Search the listing for the word "给学习画一个大饼" and return each line that contains it.
**** Data for processing
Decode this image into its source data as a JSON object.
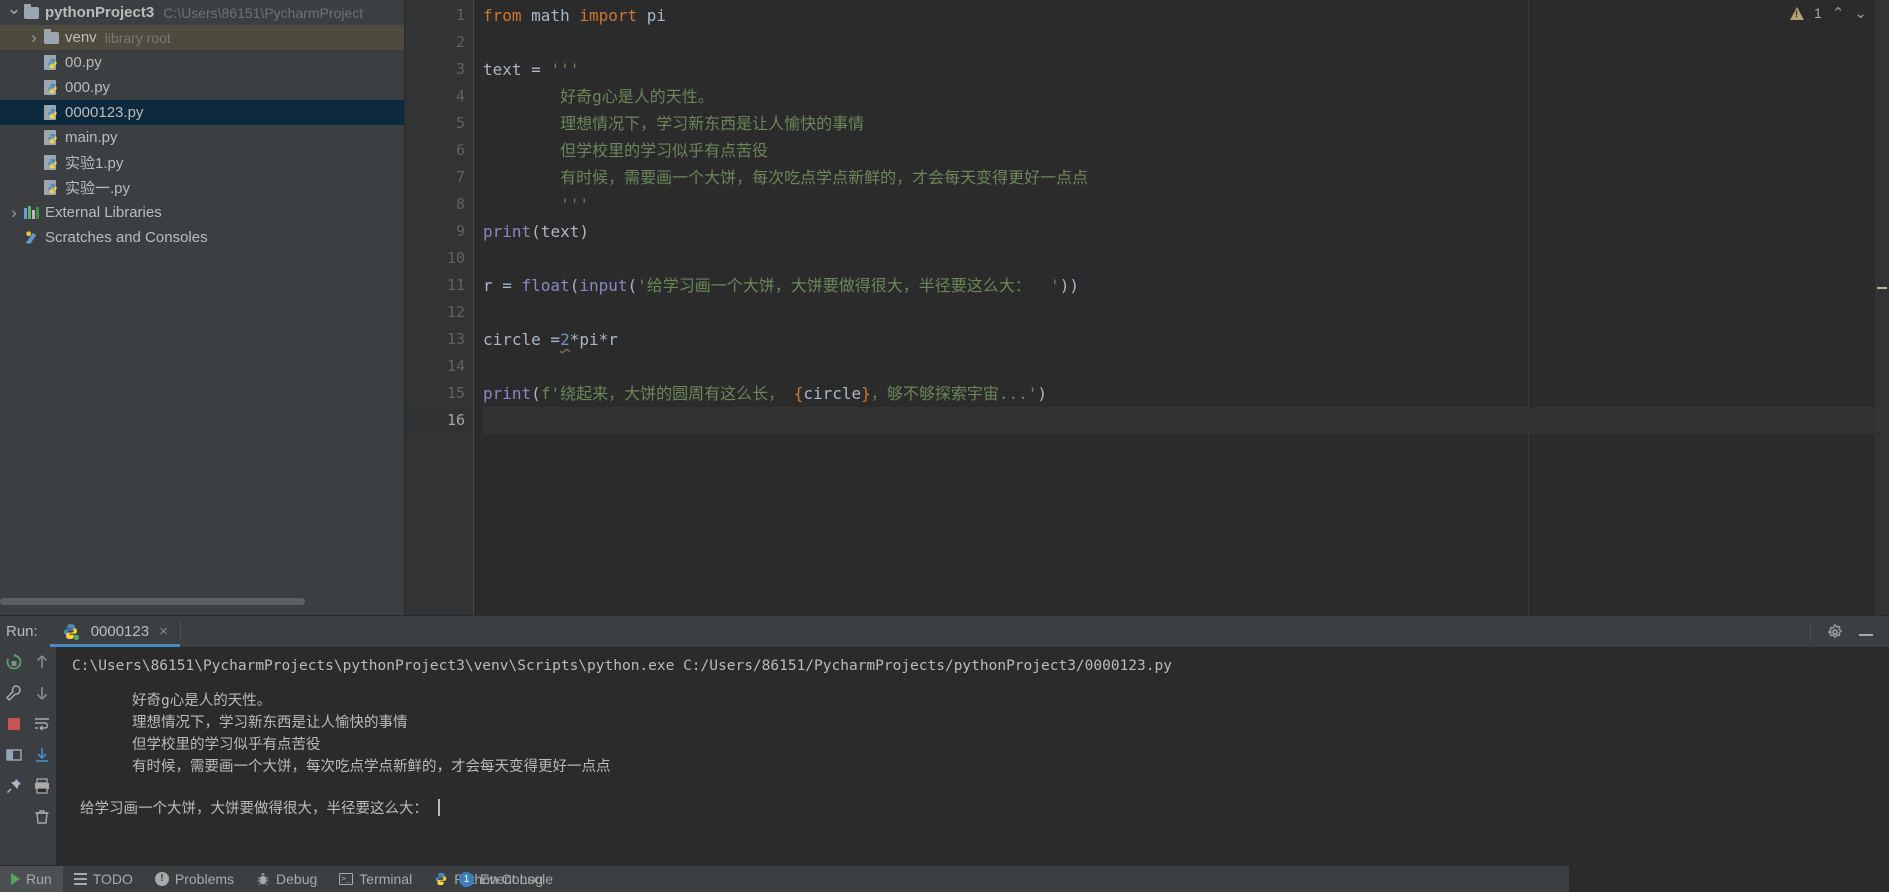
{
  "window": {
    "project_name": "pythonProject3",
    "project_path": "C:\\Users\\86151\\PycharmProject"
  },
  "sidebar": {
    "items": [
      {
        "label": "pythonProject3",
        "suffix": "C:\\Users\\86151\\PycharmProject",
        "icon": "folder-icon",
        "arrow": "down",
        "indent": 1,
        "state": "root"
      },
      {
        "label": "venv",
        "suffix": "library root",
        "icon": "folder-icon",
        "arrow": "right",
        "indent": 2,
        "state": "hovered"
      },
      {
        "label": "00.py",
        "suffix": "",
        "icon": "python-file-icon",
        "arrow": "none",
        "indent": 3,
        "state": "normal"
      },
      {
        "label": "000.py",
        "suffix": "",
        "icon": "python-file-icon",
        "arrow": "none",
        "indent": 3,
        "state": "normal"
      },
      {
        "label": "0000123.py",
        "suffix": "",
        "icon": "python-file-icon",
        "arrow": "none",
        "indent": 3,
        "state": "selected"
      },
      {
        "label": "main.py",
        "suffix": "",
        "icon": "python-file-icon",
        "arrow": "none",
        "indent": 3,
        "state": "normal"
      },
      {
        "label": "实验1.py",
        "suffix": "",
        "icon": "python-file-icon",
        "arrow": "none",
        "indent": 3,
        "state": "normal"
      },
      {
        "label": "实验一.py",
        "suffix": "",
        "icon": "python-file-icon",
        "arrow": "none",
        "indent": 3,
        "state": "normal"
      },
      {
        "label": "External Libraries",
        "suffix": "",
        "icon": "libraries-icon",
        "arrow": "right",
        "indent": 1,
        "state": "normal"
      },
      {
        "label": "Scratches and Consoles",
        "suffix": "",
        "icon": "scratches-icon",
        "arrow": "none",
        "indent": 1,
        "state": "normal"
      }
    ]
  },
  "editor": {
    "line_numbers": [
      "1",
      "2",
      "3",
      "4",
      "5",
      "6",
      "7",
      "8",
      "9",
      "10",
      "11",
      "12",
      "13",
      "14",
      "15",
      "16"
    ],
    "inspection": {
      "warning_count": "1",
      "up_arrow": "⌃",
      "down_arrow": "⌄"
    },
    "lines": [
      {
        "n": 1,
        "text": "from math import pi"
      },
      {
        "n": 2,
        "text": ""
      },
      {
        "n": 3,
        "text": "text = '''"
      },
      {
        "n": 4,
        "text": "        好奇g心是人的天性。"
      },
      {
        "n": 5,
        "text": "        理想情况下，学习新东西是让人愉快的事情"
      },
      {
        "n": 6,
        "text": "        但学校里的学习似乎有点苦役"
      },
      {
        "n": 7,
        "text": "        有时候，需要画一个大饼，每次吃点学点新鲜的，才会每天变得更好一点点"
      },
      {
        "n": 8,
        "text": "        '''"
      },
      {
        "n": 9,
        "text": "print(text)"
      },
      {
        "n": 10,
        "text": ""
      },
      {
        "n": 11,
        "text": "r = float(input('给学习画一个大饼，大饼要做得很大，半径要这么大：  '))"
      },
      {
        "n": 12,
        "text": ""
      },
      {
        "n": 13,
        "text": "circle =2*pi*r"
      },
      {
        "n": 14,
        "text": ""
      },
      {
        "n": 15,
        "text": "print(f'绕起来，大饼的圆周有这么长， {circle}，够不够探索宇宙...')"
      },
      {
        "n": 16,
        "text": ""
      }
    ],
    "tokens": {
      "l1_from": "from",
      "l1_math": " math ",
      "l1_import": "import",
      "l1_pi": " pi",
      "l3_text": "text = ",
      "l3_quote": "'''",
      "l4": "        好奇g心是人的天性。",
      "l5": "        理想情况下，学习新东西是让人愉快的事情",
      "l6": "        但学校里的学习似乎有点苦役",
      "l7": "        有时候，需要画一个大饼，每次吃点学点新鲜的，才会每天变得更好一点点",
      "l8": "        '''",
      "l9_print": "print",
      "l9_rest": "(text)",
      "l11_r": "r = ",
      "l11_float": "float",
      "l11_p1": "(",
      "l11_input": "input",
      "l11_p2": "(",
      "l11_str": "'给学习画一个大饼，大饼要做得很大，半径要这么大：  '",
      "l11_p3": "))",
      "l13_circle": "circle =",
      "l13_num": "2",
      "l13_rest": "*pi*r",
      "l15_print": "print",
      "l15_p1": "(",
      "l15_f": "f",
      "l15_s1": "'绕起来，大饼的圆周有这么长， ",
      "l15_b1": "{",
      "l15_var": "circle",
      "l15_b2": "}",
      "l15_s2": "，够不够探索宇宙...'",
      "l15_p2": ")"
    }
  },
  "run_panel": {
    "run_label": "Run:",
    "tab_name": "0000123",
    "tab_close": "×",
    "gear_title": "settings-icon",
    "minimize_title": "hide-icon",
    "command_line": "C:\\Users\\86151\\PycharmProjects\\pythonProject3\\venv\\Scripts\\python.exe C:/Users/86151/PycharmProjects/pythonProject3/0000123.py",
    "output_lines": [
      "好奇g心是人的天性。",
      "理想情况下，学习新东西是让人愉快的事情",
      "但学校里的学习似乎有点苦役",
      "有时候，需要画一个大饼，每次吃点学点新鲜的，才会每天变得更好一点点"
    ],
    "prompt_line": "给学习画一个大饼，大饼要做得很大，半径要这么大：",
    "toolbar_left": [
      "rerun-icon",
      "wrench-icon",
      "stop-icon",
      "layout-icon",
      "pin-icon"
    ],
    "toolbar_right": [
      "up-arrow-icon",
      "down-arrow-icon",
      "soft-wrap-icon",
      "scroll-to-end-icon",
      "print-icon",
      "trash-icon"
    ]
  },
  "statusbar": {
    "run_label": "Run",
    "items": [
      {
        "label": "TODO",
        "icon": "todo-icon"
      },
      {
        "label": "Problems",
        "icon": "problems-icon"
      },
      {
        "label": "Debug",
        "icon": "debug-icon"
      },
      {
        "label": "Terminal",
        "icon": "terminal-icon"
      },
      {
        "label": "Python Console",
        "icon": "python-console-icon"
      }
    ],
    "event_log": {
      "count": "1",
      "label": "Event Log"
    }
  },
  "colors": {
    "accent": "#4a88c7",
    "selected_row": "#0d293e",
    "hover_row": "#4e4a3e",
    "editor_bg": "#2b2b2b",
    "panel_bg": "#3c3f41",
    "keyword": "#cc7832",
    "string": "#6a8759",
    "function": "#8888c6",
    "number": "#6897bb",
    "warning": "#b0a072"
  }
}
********
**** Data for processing
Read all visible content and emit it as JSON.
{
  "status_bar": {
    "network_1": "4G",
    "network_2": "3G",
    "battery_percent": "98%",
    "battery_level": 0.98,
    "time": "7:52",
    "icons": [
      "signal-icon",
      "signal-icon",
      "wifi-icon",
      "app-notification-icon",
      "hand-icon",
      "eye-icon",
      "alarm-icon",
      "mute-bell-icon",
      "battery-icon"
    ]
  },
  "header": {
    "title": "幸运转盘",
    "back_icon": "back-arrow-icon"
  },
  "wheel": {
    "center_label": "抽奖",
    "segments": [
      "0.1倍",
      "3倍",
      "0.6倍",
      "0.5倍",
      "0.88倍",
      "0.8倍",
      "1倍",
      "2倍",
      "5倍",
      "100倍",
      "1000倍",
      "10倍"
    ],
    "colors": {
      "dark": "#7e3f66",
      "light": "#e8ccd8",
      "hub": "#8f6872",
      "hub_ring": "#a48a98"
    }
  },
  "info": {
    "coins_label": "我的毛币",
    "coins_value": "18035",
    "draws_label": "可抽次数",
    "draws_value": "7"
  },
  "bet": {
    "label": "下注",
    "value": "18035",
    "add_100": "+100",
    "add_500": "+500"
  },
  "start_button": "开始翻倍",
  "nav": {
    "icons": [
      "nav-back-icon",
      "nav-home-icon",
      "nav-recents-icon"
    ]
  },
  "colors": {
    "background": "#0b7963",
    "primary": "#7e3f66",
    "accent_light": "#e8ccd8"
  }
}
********
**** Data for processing
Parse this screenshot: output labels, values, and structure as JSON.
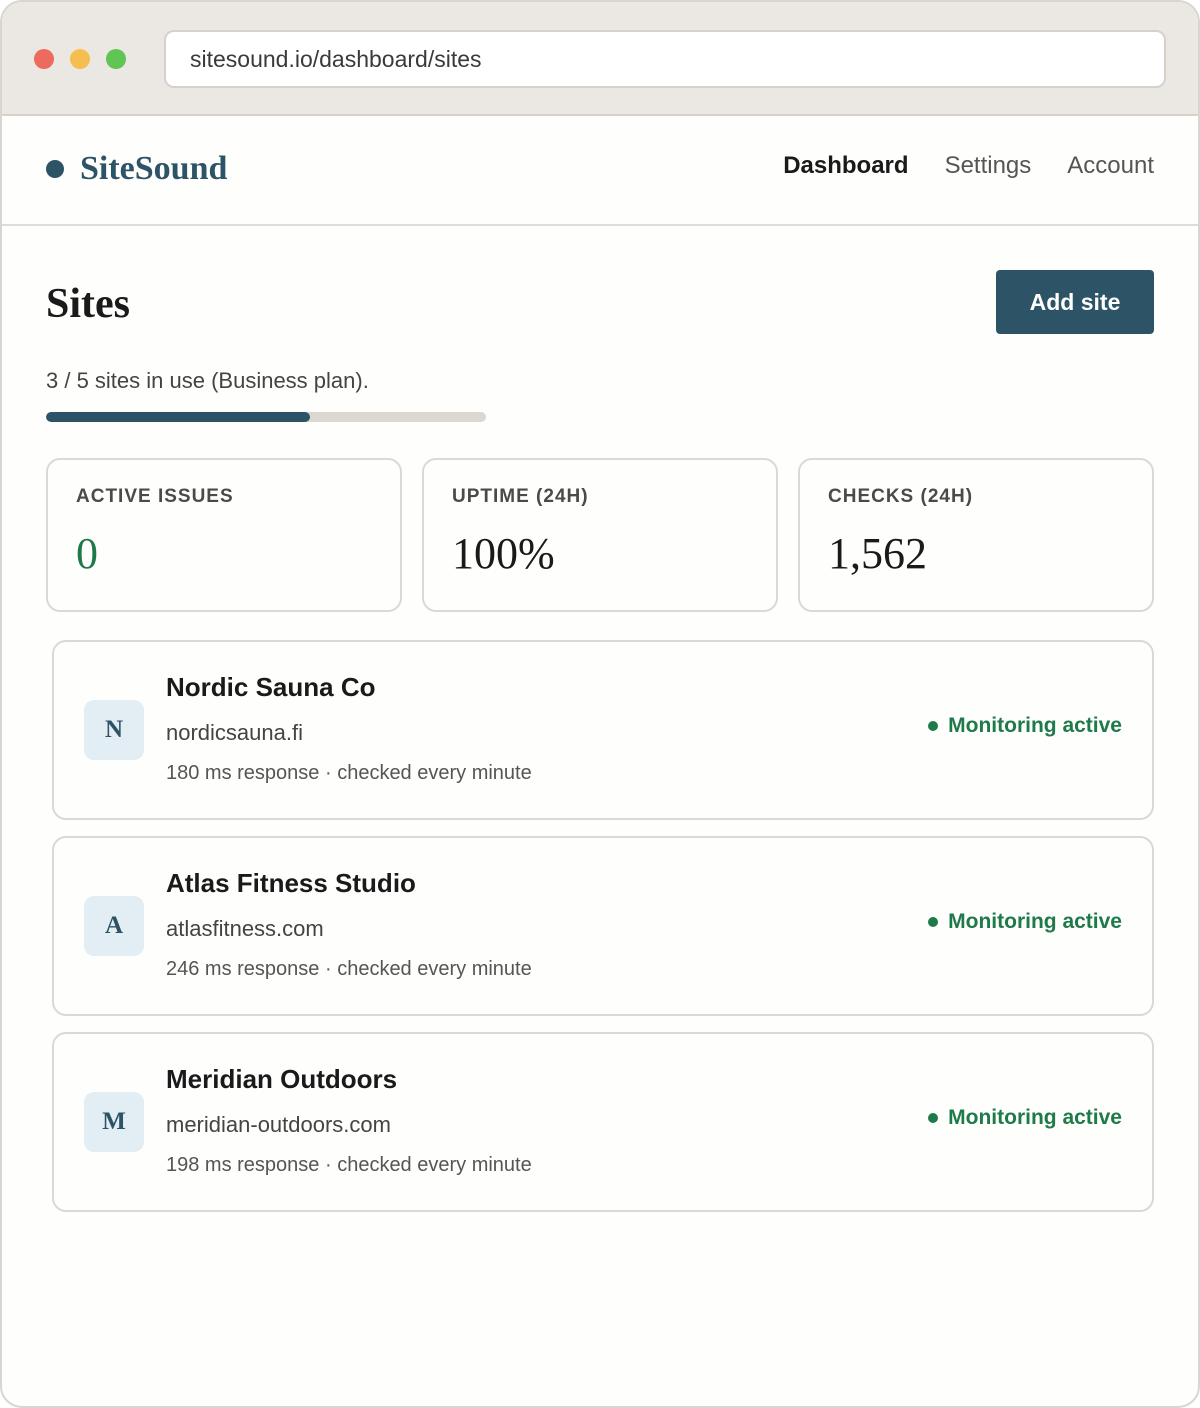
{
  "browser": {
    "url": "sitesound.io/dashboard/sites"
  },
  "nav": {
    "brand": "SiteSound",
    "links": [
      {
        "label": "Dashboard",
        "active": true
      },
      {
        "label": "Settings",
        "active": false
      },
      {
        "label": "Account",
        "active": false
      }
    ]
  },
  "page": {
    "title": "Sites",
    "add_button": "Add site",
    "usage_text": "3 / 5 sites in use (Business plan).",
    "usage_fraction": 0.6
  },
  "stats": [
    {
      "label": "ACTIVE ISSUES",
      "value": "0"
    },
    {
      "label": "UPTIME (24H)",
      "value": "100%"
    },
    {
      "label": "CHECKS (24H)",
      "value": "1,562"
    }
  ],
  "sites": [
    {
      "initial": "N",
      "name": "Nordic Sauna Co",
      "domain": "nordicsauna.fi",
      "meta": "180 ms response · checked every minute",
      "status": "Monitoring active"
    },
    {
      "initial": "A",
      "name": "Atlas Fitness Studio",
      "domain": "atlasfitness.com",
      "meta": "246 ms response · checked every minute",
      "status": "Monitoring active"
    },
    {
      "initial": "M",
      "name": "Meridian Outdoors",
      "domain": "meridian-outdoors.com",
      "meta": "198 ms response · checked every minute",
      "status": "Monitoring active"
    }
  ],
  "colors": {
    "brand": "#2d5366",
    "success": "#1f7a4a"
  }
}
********
Output below:
        "text": "r = float(input('给学习画一个大饼，大饼要做得很大，半径要这么大：  '))"
      "l11_str": "'给学习画一个大饼，大饼要做得很大，半径要这么大：  '",
    "prompt_line": "给学习画一个大饼，大饼要做得很大，半径要这么大：",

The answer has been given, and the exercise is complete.